For her fourth birthday on February 20, East Hampton resident Phoebe Schellinger expressed to her mother, Rose Schellinger, that instead of presents, she wanted anyone interested in giving her a gift to help her reach her goal of trying to do something good for a shelter pet in need. The family had reached out to ARF, and heard about a puppy there named Artemis, who also suffered from mesoesophagus, the same condition plaguing Godiva. Ms. Schellinger and her family used the money people had given for Phoebe’s birthday to buy a special feeding highchair for Artemis, but just days before the chair arrived in the mail, the puppy, around 18 months old at the time, died.
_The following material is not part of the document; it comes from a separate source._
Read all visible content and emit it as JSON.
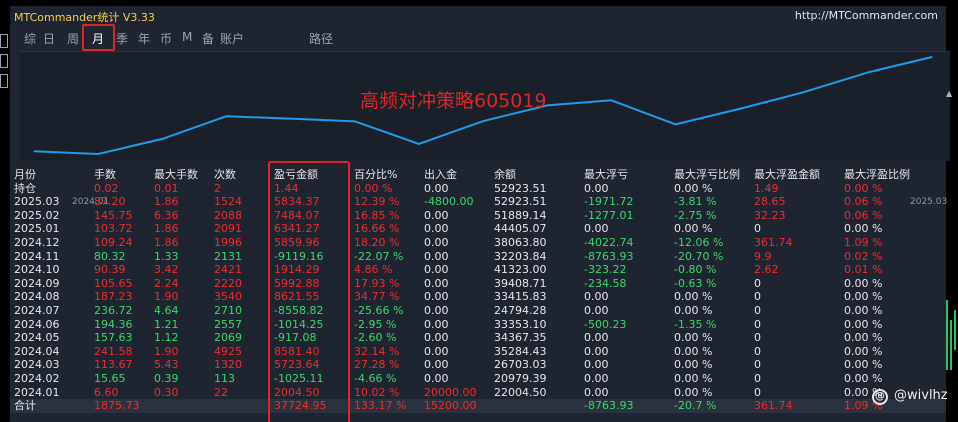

Ms. Schellinger’s mother-in-law, who works at a local vet clinic in East Hampton, made a few calls and before long discovered that there was another puppy with the same condition just a few towns over.
The family brought the chair to the shelter, and while Godiva is still a little small for it, she has room to grow and, most importantly, has already become accustomed to sitting in it at a young age, which bodes well for her future.
“The chair is a little big, but she’ll grow into it, and it’s something that will go with her for whoever has the big heart to take her home and help her out,” Ms. Schellinger said.
Phoebe and Godiva were able to meet each other when the family brought the chair to the foundation, which Ms. McEntee said was nice to see.
“The two of them were sitting on the couch and she said, ‘Is this the puppy I helped?’” Ms. McEntee recalled. “It was an adorable meeting, and it was definitely a heartwarming moment.”
Ms. Schellinger said she’s glad the story had a happy ending for Godiva and for her daughter, who she said has a giving spirit and has already shown an affinity for dogs and all animals at a young age.
“She is a lover of all things, animals and people,” Ms. Schellinger said. She added that the pandemic has been hard at times on Phoebe, an outgoing only child who enjoys visiting her grandmother at work and meeting with the animals who come to the vet clinic.
“Her favorite thing to say right now is, ‘Sharing is caring,’” Ms. Schellinger said of her daughter. “That’s her little motto. There really wasn’t anything she needed or wanted for her birthday, so we asked her if she’d like to do something for a shelter animal, and she was very excited about that. We’ve even been talking about what she can do for her next birthday.”
Ms. Schellinger said her daughter was thrilled to meet Godiva and see all the other animals at the shelter during their meeting.
“She was very excited to see all the cats and rabbits, too,” Ms. Schellinger said. “If she could have, she would have been stuffing fuzzy things in her pocket and bringing them home.”
The hope is that the right person will soon do just that with Godiva, and Ms. McEntee has faith it will happen, despite the challenges.
“I always like to think there’s a person for every dog,” she said. “And there will be a perfect person for Godiva, too.”